Is Moving to “Mortgage-Free” Living a Fit for You?

While the housing market seems to be slowing down for now, it’s business-as-usual for one small sector: tiny homes. Along with a minimalistic approach to life, tiny homes offer both financial and economic benefits to homeowners. 

If the shift to living small has piqued your interest, you’re not alone – 56% of Americans surveyed said they would live in a tiny home. With shows popping up all over HGTV and the like, the trend toward tiny seems to be here to stay, with the market expected to surpass $5 billion by 2024. But, if you’ve been dreaming of downsizing, you do have a few lifestyle pros and cons to consider first. Read on as the House Hacks Tips team helps you determine if tiny home living is right for you. 

First Things First: Size Matters When Going Small

The market has its fair share of smaller houses, so what separates a tiny home from your typical suburban ranch? It all comes down to square footage.

The average “small home” in the United States is anywhere from 500 – 1,000 square feet. In  order to be considered a proper tiny house, the home needs to be between 100 – 400 square feet – roughly the size of a two car garage. 

Fun Fact: The average tiny home in the United States is 225 square feet

Sound way too small?

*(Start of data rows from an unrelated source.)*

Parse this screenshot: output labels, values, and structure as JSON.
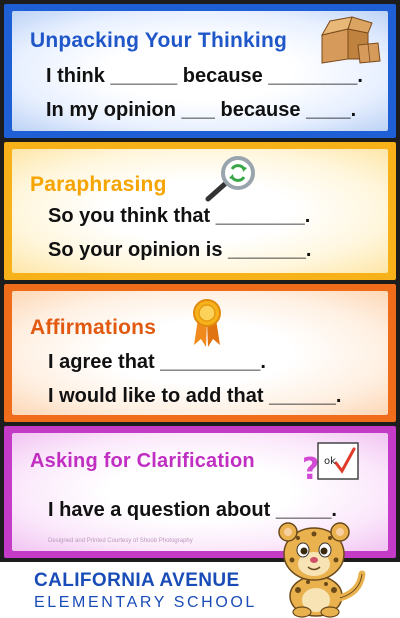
{
  "panels": [
    {
      "title": "Unpacking Your Thinking",
      "icon": "open-box-icon",
      "lines": [
        "I think ______ because ________.",
        "In my opinion ___ because ____."
      ]
    },
    {
      "title": "Paraphrasing",
      "icon": "magnifier-recycle-icon",
      "lines": [
        "So you think that ________.",
        "So your opinion is _______."
      ]
    },
    {
      "title": "Affirmations",
      "icon": "award-ribbon-icon",
      "lines": [
        "I agree that _________.",
        "I would like to add that ______."
      ]
    },
    {
      "title": "Asking for Clarification",
      "icon": "question-checkbox-icon",
      "icon_text": "ok",
      "lines": [
        "I have a question about _____."
      ]
    }
  ],
  "credit": "Designed and Printed Courtesy of Shoob Photography",
  "school": {
    "line1": "CALIFORNIA AVENUE",
    "line2": "ELEMENTARY SCHOOL"
  },
  "colors": {
    "blue": "#1f5fd6",
    "yellow": "#f7b21a",
    "orange": "#ef6c1a",
    "magenta": "#c43bc7"
  }
}
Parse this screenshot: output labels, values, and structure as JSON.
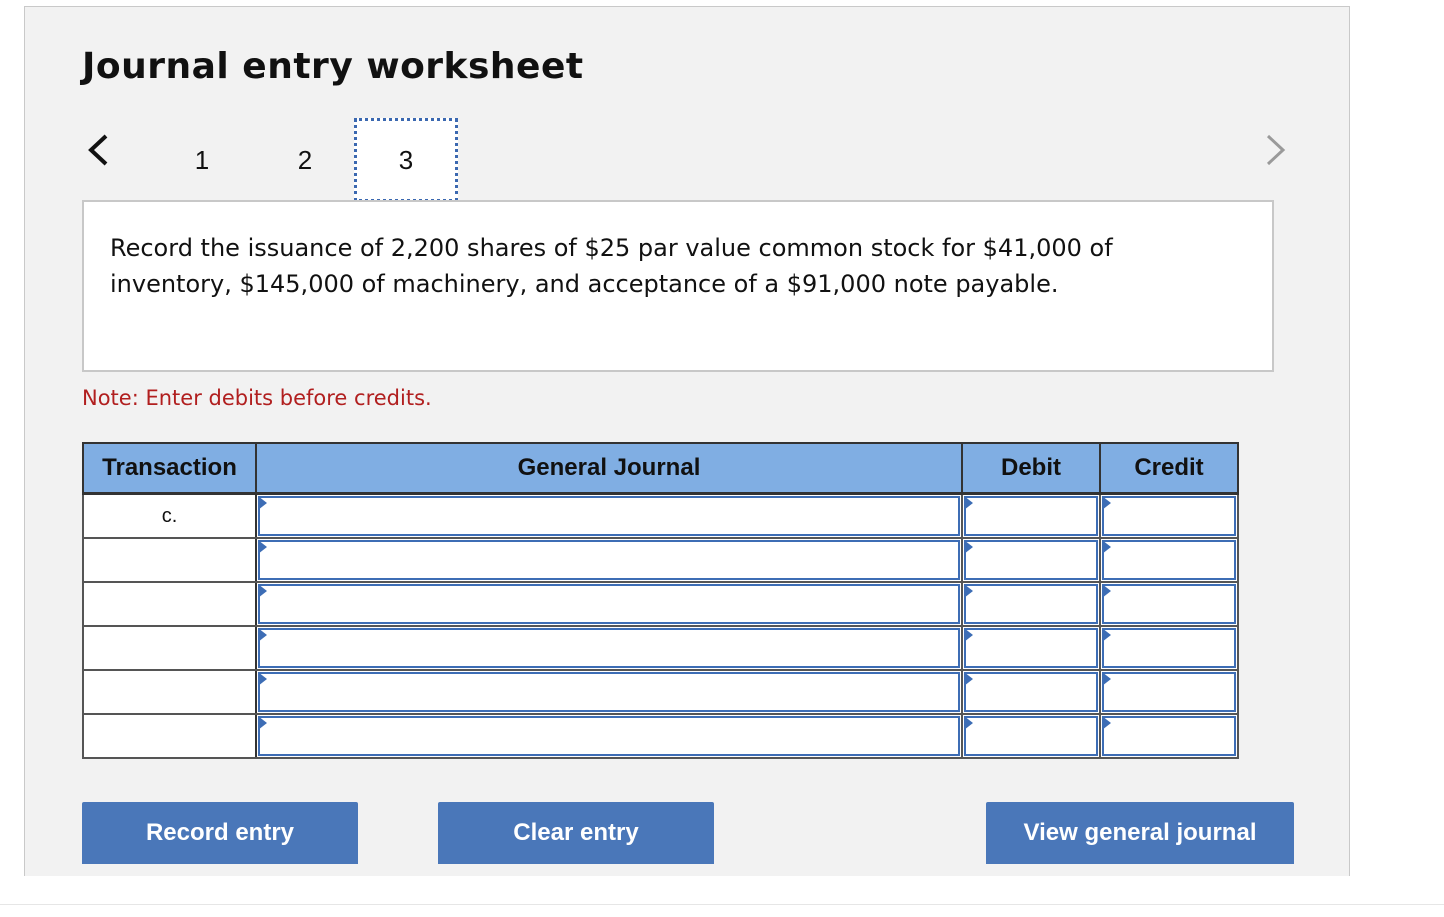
{
  "worksheet": {
    "title": "Journal entry worksheet",
    "steps": [
      "1",
      "2",
      "3"
    ],
    "active_step": "3",
    "prompt": "Record the issuance of 2,200 shares of $25 par value common stock for $41,000 of inventory, $145,000 of machinery, and acceptance of a $91,000 note payable.",
    "note": "Note: Enter debits before credits."
  },
  "table": {
    "headers": [
      "Transaction",
      "General Journal",
      "Debit",
      "Credit"
    ],
    "rows": [
      {
        "transaction": "c.",
        "account": "",
        "debit": "",
        "credit": ""
      },
      {
        "transaction": "",
        "account": "",
        "debit": "",
        "credit": ""
      },
      {
        "transaction": "",
        "account": "",
        "debit": "",
        "credit": ""
      },
      {
        "transaction": "",
        "account": "",
        "debit": "",
        "credit": ""
      },
      {
        "transaction": "",
        "account": "",
        "debit": "",
        "credit": ""
      },
      {
        "transaction": "",
        "account": "",
        "debit": "",
        "credit": ""
      }
    ]
  },
  "buttons": {
    "record": "Record entry",
    "clear": "Clear entry",
    "view": "View general journal"
  },
  "icons": {
    "prev": "chevron-left-icon",
    "next": "chevron-right-icon",
    "cell_marker": "triangle-right-icon"
  },
  "colors": {
    "header_bg": "#80aee3",
    "button_bg": "#4a77b9",
    "note_text": "#b11f1f",
    "input_border": "#3d6db5"
  }
}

You’d be surprised how much thought has gone into built-in storage solutions for small livers, although most tiny home owners are known to have a storage space nearby to house belongings that aren’t needed everyday (such as sentimental items, heirlooms, furniture, etc.). 

When it Makes Sense to Go Small

If a lifestyle of minimalism and financial freedom appeals to you, downsizing to tiny living could be a smart move that benefits both you and your future self.  

You Fantasize Over Achieving Financial Goals

The number one expense that the average millennial’s paycheck goes toward each month is housing – and rent and mortgage payments are only on the rise. If you fantasize about being able to eliminate that monthly payment to fund future goals, a tiny home may be a good option. 

While the up front cost to fund a tiny home is about the same as the average down payment on a home ($30,000 – $45,000, depending on the size and amenities), most homeowners then proceed with a 30-year monthly payment in the form of a mortgage. Tiny home owners, on the other hand, enter homeownership mortgage-free, and are able to funnel more money into savings, investments, retirement plans, or other goals even faster. 

Talk about financial freedom! 

You Long for Low-Maintenance

We love our homes but we’ll be the first to admit that they can be a bit high-maintenance,  which also means a bit expensive. In the average year, US homeowners shell out anywhere from 1% to 4%  of their home’s value for routine maintenance. Tiny spaces, on the other hand, cost only a fraction of that, not to mention a smaller interior space to have to keep clean!

Save Up to $2,000 with this Simple Home Maintenance Task!

You Want to Cut Your Carbon Footprint 

If you’re looking to combat record-high utility bills and lower your carbon footprint, tiny living could just be for you. The average tiny house only requires about six light bulbs, and uses just 7% of the average home’s energy. Add a few solar panels, and you could potentially eliminate your home’s carbon footprint, while saving nearly 93% on your electric bill. 

If you already live a pretty minimalistic lifestyle, transitioning to tiny living may be a bit more seamless than it is for most.

… and When to Stay Put

Money savings aside, going small is a major lifestyle shift, often from more open spaces we’re accustomed with to extremely close quarters. If tight spaces give you anxiety, and/or if personal, private space is a core value of yours, small living may not be for you at this time – and that’s okay.

The secret to living small comfortably starts with decluttering, since nothing makes a small space feel more cramped than when you have too much stuff. Begin by setting a goal to keep any surfaces, and the floors, as clear as possible, and get rid of what you truly don’t need. 

Over time, along with making your space look bigger, you may surprise yourself with how much stuff you actually don’t need, and may be able to work toward a goal of transitioning to tiny in the future.

Facebook Comments Box

Leave a Comment

Your email address will not be published. Required fields are marked *